Lake Minneola has become a popular destination for bikers, boaters, runners and swimmers.  From sunrise to sunset, people are seen at the Hiawatha Preserve taking advantage of the facilities. There are the daily walkers and the weekend runners; fishermen hoping to catch that big bass that got away and the nature lovers and photographers. Hiawatha Preserve is swiftly becoming the haven of tranquility and peaceful beauty.  It’s not uncommon to see an eagle glide by or an egret or blue heron wade in the waters. And for that reason, many folks object to removing hundreds of oak trees and replacing them with a boat ramp and parking area in this beautiful passive park.   As one person, familiar with the area said, “Clermont is loving Lake Minneola to death”.

Last week, a Clermont city consultant met with approximately 32 concerned citizens to explain why the existing boat ramp, located at the site of Victory Pointe, was to be moved to the Hiawatha Preserve. At this week’s council meeting, he presented a brief overview to the city council, categorizing concerns expressed at the informational session and breaking down the pros/cons at each site.

The original plan showed the boat ramp moving to the Bell site.  The Hiawatha Preserve was determined as the least desirable site for the ramp.  Since then a lot has been added to the master plan and Hiawatha Preserve has percolated to 1st choice for a ramp; the Bell site has dropped from 1st to 3rd choice and the city is slowly running out of choices.  In addition, the boat ramp must be moved to keep the Victory Pointe project on deadline.

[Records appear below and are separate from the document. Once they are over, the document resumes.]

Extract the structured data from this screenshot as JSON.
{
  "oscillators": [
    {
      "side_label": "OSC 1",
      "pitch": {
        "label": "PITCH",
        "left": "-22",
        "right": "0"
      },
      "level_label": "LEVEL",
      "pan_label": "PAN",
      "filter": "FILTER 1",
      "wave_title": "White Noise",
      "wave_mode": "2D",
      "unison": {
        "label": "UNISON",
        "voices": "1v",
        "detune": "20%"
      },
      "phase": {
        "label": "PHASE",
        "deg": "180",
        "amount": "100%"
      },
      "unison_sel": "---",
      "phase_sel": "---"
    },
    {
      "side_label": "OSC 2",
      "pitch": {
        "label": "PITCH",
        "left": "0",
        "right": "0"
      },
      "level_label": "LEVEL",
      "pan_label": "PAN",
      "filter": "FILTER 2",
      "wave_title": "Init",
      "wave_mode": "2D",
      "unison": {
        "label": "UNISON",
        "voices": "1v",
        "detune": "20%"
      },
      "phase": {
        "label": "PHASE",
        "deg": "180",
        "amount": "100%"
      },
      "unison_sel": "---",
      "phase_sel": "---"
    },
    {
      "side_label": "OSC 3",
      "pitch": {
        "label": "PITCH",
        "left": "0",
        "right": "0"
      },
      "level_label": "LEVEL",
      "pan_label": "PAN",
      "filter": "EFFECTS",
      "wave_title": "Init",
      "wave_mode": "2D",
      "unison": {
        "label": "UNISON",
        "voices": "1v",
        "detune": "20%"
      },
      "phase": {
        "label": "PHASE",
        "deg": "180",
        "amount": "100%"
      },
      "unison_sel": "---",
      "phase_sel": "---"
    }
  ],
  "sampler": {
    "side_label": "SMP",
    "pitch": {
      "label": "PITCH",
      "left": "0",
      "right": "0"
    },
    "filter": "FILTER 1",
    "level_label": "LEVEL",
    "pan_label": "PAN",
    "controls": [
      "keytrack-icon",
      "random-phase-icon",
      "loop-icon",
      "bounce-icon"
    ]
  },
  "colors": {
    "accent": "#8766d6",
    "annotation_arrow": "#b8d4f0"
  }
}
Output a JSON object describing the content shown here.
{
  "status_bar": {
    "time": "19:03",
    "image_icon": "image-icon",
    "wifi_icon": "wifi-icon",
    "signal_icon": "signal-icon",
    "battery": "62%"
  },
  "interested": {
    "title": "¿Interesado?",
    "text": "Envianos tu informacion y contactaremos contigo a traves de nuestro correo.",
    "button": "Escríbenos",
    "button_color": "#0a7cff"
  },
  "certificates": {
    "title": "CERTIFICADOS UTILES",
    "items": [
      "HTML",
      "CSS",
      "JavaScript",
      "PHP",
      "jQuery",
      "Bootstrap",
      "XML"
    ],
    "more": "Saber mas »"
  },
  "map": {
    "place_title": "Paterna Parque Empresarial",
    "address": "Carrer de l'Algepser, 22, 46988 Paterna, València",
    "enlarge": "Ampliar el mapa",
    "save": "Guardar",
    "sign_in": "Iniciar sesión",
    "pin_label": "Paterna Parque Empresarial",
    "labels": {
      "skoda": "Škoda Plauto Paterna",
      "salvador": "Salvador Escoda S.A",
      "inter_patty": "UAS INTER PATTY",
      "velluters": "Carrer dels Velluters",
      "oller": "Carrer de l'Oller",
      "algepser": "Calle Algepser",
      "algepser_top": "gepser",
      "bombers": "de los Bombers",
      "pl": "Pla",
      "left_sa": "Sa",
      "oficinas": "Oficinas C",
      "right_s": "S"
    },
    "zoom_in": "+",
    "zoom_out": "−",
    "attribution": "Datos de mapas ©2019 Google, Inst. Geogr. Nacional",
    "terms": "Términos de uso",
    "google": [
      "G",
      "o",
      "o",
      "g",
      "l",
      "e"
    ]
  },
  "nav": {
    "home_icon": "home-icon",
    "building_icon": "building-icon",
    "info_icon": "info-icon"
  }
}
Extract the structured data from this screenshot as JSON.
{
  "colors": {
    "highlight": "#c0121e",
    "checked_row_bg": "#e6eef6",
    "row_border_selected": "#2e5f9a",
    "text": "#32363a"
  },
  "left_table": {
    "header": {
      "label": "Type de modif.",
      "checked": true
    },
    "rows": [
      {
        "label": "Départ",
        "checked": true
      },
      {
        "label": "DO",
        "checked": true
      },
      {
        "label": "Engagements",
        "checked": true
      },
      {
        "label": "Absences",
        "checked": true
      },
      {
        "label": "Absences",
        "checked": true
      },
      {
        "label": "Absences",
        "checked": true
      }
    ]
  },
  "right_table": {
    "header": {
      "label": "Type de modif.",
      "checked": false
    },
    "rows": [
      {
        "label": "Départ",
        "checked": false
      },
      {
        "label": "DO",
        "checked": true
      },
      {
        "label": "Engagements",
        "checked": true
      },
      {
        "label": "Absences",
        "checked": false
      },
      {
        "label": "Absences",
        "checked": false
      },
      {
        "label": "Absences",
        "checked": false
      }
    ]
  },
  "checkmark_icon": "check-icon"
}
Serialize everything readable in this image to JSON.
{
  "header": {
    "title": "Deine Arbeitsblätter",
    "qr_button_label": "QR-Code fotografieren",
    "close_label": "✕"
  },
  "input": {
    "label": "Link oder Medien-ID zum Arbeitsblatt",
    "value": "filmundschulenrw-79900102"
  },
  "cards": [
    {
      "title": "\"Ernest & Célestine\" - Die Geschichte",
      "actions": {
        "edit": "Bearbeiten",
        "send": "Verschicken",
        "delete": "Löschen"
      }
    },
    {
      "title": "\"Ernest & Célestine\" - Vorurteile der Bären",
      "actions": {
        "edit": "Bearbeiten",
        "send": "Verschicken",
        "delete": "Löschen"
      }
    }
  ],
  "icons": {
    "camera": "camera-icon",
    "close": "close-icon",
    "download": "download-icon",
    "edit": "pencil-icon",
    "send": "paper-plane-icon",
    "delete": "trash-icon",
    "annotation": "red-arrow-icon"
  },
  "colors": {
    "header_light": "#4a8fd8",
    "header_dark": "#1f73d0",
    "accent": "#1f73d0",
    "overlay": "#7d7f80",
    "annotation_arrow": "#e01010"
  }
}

The consultant advised council that the Master Plan is still consistent with its overall vision. However, vision or no vision, many of the people at the meeting believe that moving the boat ramp to the preserve is a BIG mistake.

Local designer and paddle board coach Steven Franklin agrees that the ramp should not be moved to the Hiawatha Preserve. “Boaters need more, not less.  Placing a boat ramp in a passive park does not suit the growing needs of our boaters”. He urged city council not to move with haste to meet deadlines.   Franklin presented to council a rendering of a new ramp at the “Bell” site that would increase parking and docking and enhance safety and boating facilities. The existing trail could be moved slightly to accommodate everyone.

Charlene Harrison Forth, a 4th generation Floridian, warned Clermont City Council not to take the last piece of Lake Minneola Wetland for use as a boat ramp. “You are taking one more piece of filter off the lake and once it’s gone, you can’t bring it back”, she heatedly proclaimed; adding, “We need to protect Florida’s Garden of Eden.  Boaters and locals are getting pushed to the back burner. Clermont should come first, not the people that come in on the weekends.  Relegating boaters to Hull Road and relocating the boat ramp to a passive park is making people mad”, she exclaimed.  She would like to see the boat ramp remain where it is or relocated to the “Bell” property.

Dawn Ferretti, whose parents live only 40-feet from the proposed boat ramp, gave an emotional plea on behalf of her elderly parents.  She begged to let her parents live in peace. She asked if any of the council members would support the site if they lived only 40 feet away.

Chris Davis, a long-time resident, mused that it was as if the city didn’t want a boat ramp and was attempting to move it as far from its shores as possible.  He asked Council, “When is it OK to destroy what Mother Nature gave us?   When is it OK to ruin the life of a property owner?  When is it OK to devalue the price of a home?  When is it OK to take your citizens for granted? We support the business owners, we support our city; and when the visitors’ leave, we will still be here.”

The Master Plan is supported by most. “The Master Plan makes sense, says a new homeowner in Clermont. The Victory Pointe – Storm Water filtration project make sense. Destroying the last of the wetlands on Lake Minneola does not make sense. Water quality is an economic driver and a last-minute decision, a sense of urgency by the City to move the ramp to a preserve, does not make sense”.

A homeowner who has lived on the west side of Lake Minneola for more than 40 years describes the proposed site of the boat ramp as only 5-6 feet deep. “Lakes fluctuate and the currents along the west side of Lake Minneola flow constantly north into Cherry Lake.  If the boat ramp is placed on the proposed site, the city will need to dredge forever to maintain the ramp….. not to mention corrupting our lakes”, he added.

At a recent Board of County Commissioners meeting, one of the county residents noted that the City is doing a lot of the right things but emphasized that Lake County needs to step in before the city destroys trees, habitat and the quality of water. He reminded them that Lake County was a large contributor to the city’s masterplan and needs to work with the City.  Sean Parks, a Lake County Commissioner representing south Lake County, agreed as did the other county officials.

Clermont city council members agreed that they will work with the County on opportunities to relocate the boat ramp, keeping in mind that the boat ramp will be closed in early 2018 regardless.

The relocation of the ramp will be on the council’s agenda Tuesday, September 26 at 6:30 pm.